◆ **To do**: If a line in the records below contains the word "icon", copy it out.

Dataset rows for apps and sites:
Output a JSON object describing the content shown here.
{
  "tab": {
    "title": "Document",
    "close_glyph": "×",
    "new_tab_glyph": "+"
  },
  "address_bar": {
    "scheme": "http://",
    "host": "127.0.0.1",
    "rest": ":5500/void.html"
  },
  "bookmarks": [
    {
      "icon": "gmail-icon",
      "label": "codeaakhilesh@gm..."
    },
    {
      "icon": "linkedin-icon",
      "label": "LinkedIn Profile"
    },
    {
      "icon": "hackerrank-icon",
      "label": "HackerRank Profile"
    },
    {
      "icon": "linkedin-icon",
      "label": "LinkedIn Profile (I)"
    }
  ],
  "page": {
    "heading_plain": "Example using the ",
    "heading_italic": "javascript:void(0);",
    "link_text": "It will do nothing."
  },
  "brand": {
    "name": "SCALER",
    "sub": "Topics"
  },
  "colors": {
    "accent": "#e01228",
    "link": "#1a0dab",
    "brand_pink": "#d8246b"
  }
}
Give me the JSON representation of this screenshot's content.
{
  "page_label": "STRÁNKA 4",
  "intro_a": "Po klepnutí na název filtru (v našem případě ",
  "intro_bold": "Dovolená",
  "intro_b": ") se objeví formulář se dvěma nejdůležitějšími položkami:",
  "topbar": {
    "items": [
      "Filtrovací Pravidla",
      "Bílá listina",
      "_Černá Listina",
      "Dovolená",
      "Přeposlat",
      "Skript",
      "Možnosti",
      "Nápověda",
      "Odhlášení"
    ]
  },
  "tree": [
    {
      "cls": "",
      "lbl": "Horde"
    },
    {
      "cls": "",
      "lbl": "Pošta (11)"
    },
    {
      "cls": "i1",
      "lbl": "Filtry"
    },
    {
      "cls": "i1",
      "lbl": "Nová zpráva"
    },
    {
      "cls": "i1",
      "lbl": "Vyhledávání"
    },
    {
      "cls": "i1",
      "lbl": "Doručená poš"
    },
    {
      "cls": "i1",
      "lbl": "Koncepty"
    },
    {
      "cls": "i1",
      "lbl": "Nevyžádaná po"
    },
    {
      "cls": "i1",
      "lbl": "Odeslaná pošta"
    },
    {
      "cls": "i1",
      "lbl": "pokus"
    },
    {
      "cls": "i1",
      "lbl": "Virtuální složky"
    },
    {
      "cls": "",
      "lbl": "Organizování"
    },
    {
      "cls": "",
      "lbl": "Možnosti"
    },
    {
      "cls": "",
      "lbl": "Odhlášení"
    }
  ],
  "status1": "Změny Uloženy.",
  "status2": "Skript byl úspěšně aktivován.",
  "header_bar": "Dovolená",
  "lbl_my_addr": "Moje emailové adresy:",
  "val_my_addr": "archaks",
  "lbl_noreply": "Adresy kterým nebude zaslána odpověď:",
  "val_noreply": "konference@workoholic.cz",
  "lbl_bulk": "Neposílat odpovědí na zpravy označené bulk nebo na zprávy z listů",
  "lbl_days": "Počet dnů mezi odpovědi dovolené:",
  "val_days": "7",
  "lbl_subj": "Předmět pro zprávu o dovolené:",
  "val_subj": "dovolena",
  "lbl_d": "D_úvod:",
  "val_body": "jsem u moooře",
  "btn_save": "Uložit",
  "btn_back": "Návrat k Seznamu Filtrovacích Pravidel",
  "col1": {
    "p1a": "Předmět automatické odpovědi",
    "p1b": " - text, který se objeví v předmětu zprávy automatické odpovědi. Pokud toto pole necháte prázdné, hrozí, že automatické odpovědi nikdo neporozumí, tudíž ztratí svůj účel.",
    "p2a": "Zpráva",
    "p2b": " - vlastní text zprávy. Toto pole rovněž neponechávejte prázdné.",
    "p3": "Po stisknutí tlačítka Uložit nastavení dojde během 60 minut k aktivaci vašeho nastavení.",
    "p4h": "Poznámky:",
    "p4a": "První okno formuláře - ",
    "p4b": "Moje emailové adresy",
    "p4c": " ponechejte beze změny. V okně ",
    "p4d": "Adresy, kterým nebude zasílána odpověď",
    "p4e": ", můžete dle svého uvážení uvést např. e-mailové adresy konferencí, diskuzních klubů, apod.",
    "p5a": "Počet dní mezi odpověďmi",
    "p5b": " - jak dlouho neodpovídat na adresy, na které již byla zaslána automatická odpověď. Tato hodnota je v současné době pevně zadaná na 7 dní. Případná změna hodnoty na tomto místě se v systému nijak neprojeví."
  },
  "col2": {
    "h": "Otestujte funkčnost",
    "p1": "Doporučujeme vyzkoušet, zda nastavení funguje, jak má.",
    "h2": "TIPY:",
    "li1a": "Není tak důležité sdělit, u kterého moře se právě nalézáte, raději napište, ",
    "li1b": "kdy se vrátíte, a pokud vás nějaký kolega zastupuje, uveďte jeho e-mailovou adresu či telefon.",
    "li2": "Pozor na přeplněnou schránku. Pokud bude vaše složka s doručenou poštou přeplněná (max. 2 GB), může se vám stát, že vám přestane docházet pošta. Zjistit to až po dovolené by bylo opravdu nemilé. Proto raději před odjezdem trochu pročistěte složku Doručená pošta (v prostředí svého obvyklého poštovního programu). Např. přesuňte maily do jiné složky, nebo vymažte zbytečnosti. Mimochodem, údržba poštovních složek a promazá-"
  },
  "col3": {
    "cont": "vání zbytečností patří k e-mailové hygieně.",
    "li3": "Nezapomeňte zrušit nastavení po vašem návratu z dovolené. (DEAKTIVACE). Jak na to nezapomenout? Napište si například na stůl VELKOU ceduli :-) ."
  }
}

◆ **Problem solution**:
      "icon": "gmail-icon",
      "icon": "linkedin-icon",
      "icon": "hackerrank-icon",
      "icon": "linkedin-icon",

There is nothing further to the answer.